a.1 Proof of Theorem 3.2
will be used to indicate the index of an arm. is the differential privacy parameter. is used to denote the time step.
From Lemma (B.2), we know that the error between the empirical and private mean is bounded as with probability at least , is the empirical mean returned by the private mechanism, the true empirical mean, the error due to the differentially private mechanism. It is defined as: . We can rewrite this bound into equations A.1 and A.2.
Let be the number of times arm a is played in the first time steps. Let’s denote the original UCB confidence index.
By following similar steps as in the demonstration of UCB in [Auer, Cesa-Bianchi, and Fischer2002], we have
In equation A.3, is the mean returned by the private mechanism for the best arm when it has been played times. Now we can observe that implies that at least one of the following must hold
Let’s choose ; this leads respectively to
Now consider the last condition (A.6). For this, we want to find the minimum number for which event (A.6) is always false. Event (A.6) is false, implies that where . We observe that for to hold, it is enough that the following two conditions hold for any such that .

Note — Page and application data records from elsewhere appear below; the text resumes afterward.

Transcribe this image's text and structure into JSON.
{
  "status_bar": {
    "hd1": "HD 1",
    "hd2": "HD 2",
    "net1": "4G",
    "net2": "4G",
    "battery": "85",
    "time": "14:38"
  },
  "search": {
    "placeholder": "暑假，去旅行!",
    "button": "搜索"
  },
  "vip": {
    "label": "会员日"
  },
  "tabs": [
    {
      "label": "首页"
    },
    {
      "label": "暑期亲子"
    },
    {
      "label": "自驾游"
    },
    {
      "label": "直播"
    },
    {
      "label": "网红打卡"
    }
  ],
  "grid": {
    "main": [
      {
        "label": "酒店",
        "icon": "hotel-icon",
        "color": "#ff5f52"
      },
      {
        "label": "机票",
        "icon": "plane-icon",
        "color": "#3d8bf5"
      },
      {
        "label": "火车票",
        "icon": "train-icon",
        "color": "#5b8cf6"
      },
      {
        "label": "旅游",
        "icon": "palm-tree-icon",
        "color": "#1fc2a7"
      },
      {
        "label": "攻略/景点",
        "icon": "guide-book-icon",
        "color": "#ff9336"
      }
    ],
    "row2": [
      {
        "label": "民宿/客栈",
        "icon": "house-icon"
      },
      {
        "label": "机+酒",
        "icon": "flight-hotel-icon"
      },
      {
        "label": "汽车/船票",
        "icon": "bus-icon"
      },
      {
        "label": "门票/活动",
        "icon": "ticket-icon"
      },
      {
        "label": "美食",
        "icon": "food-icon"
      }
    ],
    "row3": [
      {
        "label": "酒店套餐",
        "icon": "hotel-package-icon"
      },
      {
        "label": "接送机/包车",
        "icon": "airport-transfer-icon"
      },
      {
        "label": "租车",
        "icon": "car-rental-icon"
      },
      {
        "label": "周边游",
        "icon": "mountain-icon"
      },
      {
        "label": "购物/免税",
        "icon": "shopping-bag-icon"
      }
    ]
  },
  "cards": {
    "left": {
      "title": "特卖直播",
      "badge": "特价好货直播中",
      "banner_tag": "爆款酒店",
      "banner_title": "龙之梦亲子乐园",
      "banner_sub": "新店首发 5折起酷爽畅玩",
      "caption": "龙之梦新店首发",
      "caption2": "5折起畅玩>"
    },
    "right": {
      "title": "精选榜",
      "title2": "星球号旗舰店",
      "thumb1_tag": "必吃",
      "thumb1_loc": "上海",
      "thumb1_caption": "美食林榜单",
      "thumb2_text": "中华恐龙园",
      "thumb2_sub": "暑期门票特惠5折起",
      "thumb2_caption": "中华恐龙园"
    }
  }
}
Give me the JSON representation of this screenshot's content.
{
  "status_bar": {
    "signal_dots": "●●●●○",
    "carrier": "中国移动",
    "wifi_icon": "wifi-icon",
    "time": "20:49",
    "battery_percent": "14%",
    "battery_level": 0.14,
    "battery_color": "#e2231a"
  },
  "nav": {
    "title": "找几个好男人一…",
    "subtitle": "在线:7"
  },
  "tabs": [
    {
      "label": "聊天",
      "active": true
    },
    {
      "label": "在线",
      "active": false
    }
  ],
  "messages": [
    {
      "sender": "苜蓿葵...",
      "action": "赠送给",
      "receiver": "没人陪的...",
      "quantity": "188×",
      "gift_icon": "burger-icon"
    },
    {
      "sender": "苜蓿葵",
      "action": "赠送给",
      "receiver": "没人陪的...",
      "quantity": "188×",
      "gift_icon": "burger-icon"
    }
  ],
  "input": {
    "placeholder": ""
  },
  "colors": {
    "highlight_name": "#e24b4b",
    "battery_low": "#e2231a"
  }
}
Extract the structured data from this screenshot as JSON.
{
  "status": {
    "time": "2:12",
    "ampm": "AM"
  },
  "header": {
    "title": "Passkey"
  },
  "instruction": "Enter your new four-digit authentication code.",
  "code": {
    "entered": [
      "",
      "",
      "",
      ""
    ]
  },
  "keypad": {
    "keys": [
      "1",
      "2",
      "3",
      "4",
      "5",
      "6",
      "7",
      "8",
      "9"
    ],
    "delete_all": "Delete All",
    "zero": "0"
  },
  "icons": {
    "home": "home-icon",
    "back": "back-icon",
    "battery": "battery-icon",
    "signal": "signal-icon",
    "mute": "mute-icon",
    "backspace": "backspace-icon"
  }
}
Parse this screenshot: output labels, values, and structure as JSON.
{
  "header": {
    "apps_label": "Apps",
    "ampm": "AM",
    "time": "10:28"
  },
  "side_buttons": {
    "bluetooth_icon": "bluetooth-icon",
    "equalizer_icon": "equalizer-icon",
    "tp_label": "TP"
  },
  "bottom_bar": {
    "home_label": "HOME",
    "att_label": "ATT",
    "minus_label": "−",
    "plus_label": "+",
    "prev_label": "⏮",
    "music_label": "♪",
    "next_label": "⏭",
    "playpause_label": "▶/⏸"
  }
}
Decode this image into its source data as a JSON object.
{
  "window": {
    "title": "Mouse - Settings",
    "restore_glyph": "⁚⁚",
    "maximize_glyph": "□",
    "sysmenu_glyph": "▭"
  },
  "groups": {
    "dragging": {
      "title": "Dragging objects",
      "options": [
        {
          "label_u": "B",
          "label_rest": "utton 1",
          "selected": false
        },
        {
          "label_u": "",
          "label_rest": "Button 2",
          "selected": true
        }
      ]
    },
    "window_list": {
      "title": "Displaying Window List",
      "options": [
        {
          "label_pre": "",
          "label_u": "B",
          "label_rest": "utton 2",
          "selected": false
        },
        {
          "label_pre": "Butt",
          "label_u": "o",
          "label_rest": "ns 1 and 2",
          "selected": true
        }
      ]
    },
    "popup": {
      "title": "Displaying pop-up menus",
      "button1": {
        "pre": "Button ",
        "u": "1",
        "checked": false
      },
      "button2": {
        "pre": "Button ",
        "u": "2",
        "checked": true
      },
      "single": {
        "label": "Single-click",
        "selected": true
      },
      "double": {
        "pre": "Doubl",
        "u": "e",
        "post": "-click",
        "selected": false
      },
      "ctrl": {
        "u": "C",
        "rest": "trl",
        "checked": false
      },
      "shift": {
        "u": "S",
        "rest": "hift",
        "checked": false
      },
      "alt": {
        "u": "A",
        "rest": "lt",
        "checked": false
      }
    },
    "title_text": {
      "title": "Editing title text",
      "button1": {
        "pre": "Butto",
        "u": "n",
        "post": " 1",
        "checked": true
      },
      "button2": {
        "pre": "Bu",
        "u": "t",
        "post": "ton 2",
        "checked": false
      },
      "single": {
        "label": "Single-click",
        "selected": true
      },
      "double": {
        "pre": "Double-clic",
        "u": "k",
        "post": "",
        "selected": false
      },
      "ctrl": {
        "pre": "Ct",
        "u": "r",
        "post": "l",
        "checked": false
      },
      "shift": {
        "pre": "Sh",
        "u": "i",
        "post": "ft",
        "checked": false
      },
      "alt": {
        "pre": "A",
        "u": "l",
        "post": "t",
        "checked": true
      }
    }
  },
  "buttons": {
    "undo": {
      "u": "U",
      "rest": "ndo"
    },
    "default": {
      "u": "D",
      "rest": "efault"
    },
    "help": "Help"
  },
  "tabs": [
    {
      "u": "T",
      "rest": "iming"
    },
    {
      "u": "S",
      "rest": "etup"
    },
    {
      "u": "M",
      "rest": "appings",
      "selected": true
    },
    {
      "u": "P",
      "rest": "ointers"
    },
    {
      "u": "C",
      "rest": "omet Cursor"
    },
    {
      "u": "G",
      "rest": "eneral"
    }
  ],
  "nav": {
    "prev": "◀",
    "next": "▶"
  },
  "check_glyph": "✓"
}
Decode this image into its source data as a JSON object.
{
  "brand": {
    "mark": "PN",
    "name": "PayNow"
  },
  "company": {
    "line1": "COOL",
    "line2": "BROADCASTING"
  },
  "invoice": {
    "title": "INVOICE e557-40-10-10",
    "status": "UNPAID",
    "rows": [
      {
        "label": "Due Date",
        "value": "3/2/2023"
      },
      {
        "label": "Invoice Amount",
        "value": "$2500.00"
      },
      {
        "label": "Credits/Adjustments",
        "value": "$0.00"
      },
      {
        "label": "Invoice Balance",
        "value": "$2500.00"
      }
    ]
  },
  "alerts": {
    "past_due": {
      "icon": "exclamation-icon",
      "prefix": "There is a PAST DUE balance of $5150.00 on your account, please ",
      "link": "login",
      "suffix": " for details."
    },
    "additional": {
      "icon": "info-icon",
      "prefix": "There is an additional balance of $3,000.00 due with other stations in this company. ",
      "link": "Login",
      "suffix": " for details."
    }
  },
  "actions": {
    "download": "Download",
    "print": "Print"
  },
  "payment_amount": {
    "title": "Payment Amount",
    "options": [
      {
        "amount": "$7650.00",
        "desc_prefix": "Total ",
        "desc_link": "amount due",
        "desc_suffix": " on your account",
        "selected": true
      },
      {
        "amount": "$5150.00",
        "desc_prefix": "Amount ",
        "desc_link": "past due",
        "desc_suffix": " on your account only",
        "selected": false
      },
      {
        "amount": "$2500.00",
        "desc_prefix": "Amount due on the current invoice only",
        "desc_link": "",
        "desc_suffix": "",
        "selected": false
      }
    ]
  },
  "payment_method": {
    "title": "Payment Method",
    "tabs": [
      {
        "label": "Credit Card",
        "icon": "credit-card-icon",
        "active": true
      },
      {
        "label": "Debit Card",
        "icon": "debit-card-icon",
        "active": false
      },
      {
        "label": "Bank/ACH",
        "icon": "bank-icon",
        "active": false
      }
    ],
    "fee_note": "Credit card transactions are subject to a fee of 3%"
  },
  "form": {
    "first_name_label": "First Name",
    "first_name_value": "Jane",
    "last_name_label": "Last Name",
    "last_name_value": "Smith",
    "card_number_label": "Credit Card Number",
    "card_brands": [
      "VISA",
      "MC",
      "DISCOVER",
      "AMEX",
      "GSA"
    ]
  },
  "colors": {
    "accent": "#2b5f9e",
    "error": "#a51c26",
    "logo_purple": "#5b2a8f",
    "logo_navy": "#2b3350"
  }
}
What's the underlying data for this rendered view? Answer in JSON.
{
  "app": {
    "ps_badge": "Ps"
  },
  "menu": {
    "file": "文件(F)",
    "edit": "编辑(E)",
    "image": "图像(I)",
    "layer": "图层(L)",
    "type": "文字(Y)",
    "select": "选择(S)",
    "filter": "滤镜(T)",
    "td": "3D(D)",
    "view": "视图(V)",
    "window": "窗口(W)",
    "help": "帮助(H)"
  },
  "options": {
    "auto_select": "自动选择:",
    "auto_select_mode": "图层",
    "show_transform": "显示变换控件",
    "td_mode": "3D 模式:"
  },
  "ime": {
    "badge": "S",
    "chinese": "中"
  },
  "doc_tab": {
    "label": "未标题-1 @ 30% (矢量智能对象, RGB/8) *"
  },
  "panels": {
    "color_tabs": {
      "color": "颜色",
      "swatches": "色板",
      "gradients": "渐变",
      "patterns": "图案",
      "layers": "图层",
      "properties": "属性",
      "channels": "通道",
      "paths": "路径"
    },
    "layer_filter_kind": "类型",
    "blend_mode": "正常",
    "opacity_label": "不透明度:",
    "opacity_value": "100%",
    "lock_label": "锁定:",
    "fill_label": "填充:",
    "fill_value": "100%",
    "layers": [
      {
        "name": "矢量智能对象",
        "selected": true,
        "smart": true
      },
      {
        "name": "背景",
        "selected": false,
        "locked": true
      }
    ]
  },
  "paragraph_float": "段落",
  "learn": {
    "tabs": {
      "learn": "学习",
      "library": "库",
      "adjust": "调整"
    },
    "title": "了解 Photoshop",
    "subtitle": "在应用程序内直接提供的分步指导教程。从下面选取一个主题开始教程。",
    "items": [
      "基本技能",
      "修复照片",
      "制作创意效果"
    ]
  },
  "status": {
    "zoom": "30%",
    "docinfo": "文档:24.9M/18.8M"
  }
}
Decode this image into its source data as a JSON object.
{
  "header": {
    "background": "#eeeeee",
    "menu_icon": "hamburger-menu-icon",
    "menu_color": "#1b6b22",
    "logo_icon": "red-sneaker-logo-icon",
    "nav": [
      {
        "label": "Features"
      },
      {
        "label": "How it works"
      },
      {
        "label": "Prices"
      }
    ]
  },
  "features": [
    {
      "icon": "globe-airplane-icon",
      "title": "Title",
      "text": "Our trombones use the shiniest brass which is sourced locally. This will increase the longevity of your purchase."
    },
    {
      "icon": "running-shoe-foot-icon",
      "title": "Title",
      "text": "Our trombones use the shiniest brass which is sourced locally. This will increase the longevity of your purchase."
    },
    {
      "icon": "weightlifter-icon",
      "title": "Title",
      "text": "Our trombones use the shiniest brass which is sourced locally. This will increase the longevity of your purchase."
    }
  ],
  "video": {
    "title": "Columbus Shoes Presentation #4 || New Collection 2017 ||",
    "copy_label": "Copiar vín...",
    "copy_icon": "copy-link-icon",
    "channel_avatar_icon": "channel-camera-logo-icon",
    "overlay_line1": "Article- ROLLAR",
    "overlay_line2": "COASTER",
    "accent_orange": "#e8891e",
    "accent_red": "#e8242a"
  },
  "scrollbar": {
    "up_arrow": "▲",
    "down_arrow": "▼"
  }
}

We can rewrite the inequality in a more familiar form:
This is a standard transcendental algebraic inequality whose solution is given by the Lambert function. So,
where is the Lambert function of on branch . Note here that the branch is -1 and because , we are always guaranteed to find a real number.
By using the approximation of the Lambert function provided in section of [Barry et al.2000], we can conclude that
which concludes the proof.
a.2 Proof for Theorem 3.3
Appendix B Proofs for UCB-Interval Algorithm
Differential privacy of the Laplace mechanism (See Theorem 4 in [Dwork and Roth2013]) For any real function of the data, a mechanism adding Laplace noise with scale parameter is -differentially private, where is the sensitivity of .
b.1 Proof of Lemma 3.1
Indeed, for each arm, we are adding a Laplace noise of mean 0 and scale where is the number of times this arm has been played. As the sensitivity of the mean is , we use the differential privacy of the Laplace Mechanism (Fact B.1) to conclude the proof. ∎
b.2 Proof of Theorem 3.4
A new Laplace Mechanism is used to compute the mean of each arm. However a new mean is only released times (every time steps) after times steps where is the interval used.